I started this thread at 2.25 am on a Tuesday morning in 2004. I can only imagine how much I'd have drunk by that point.


All the same ones... I love seeing kingfishers on the rare occasions I do. I think my best sighting was swimming in Hampstead Heath and there was one sitting on a branch above the pond that allowed almost right underneath it just a few feet away. Jays also very colourful, saw a green woodpecker on my parents' lawn last time I went back. Love the excitement caused by the release of all those huge red kites and of course hovering kestrels. In holidays to Orkney, Shetlands and Hebrides I've seen a golden eagle, an osprey and a gyrfalcon which were all impressive but I don't really think of those as birds you can see in the Britain that I lived in. I've always had a soft spot for waders - I think when I first watched birds a curlew or something was maybe the first I identified with binoculars and a bird book - and avocets are very graceful but maybe my favourite of all, to see standing or flying, is a heron, there is something so evocative about them (although I don't know of quite what).


I remember being very excited at a Welsh pond once when we saw a wood duck and a mandarin duck, I was just amazed that such colourful and exotic birds could be wild in the UK. But I think they've been introduced.


Also sea birds I've loved watching in the Scottish and Welsh islands; gannets, great skuas (called bonxys I think in Orkney) and arctic skuas, puffins, guillemots and so on6

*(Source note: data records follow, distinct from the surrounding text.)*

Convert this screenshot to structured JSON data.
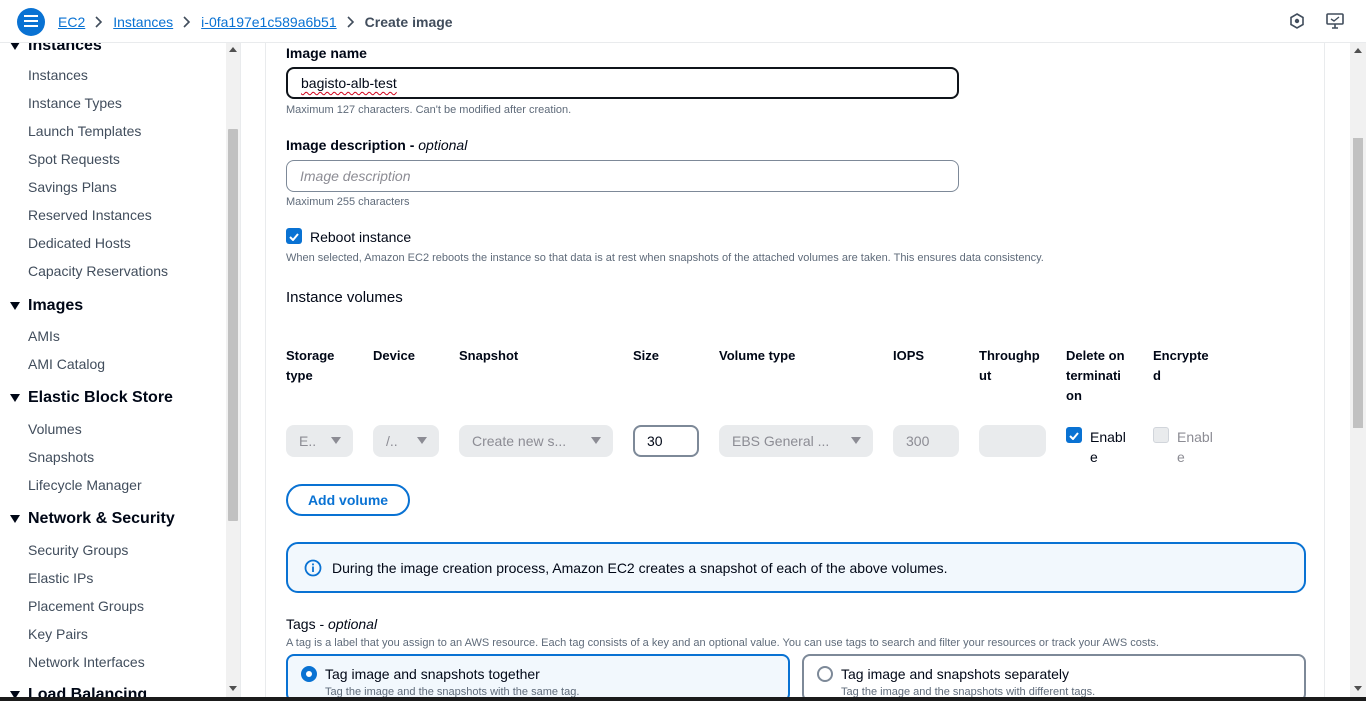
{
  "breadcrumbs": {
    "items": [
      "EC2",
      "Instances",
      "i-0fa197e1c589a6b51"
    ],
    "current": "Create image"
  },
  "sidebar": {
    "partial_top": "Instances",
    "sections": [
      {
        "title": "Images",
        "items": [
          "AMIs",
          "AMI Catalog"
        ]
      },
      {
        "title": "Elastic Block Store",
        "items": [
          "Volumes",
          "Snapshots",
          "Lifecycle Manager"
        ]
      },
      {
        "title": "Network & Security",
        "items": [
          "Security Groups",
          "Elastic IPs",
          "Placement Groups",
          "Key Pairs",
          "Network Interfaces"
        ]
      },
      {
        "title": "Load Balancing",
        "items": []
      }
    ],
    "instances_items": [
      "Instances",
      "Instance Types",
      "Launch Templates",
      "Spot Requests",
      "Savings Plans",
      "Reserved Instances",
      "Dedicated Hosts",
      "Capacity Reservations"
    ]
  },
  "form": {
    "image_name": {
      "label": "Image name",
      "value": "bagisto-alb-test",
      "hint": "Maximum 127 characters. Can't be modified after creation."
    },
    "image_description": {
      "label": "Image description",
      "label_suffix": "optional",
      "placeholder": "Image description",
      "hint": "Maximum 255 characters"
    },
    "reboot": {
      "label": "Reboot instance",
      "checked": true,
      "hint": "When selected, Amazon EC2 reboots the instance so that data is at rest when snapshots of the attached volumes are taken. This ensures data consistency."
    }
  },
  "volumes": {
    "heading": "Instance volumes",
    "columns": [
      {
        "line1": "Storage",
        "line2": "type",
        "line3": ""
      },
      {
        "line1": "Device",
        "line2": "",
        "line3": ""
      },
      {
        "line1": "Snapshot",
        "line2": "",
        "line3": ""
      },
      {
        "line1": "Size",
        "line2": "",
        "line3": ""
      },
      {
        "line1": "Volume type",
        "line2": "",
        "line3": ""
      },
      {
        "line1": "IOPS",
        "line2": "",
        "line3": ""
      },
      {
        "line1": "Throughp",
        "line2": "ut",
        "line3": ""
      },
      {
        "line1": "Delete on",
        "line2": "terminati",
        "line3": "on"
      },
      {
        "line1": "Encrypte",
        "line2": "d",
        "line3": ""
      }
    ],
    "row": {
      "storage_type": "E..",
      "device": "/..",
      "snapshot": "Create new s...",
      "size": "30",
      "volume_type": "EBS General ...",
      "iops": "300",
      "throughput": "",
      "delete_on_termination": {
        "label1": "Enabl",
        "label2": "e",
        "checked": true
      },
      "encrypted": {
        "label1": "Enabl",
        "label2": "e",
        "checked": false
      }
    },
    "add_volume": "Add volume"
  },
  "info": {
    "text": "During the image creation process, Amazon EC2 creates a snapshot of each of the above volumes."
  },
  "tags": {
    "label": "Tags",
    "label_suffix": "optional",
    "hint": "A tag is a label that you assign to an AWS resource. Each tag consists of a key and an optional value. You can use tags to search and filter your resources or track your AWS costs.",
    "options": [
      {
        "title": "Tag image and snapshots together",
        "desc": "Tag the image and the snapshots with the same tag.",
        "selected": true
      },
      {
        "title": "Tag image and snapshots separately",
        "desc": "Tag the image and the snapshots with different tags.",
        "selected": false
      }
    ]
  },
  "colors": {
    "accent": "#0972d3",
    "text": "#000716",
    "muted": "#5f6b7a"
  }
}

Beast of Burden
I'm quite good at spotting and naming stuff off the cuff. When I was a child I knew the Field Guide for Britain inside out, a lot of which stays with you, like a language you've learnt. Every time I try to "go" bird watching, though, with binoculars, it's a disaster: nothing to see. In that sense, I'm an abysmal bird watcher, I'm like a curse.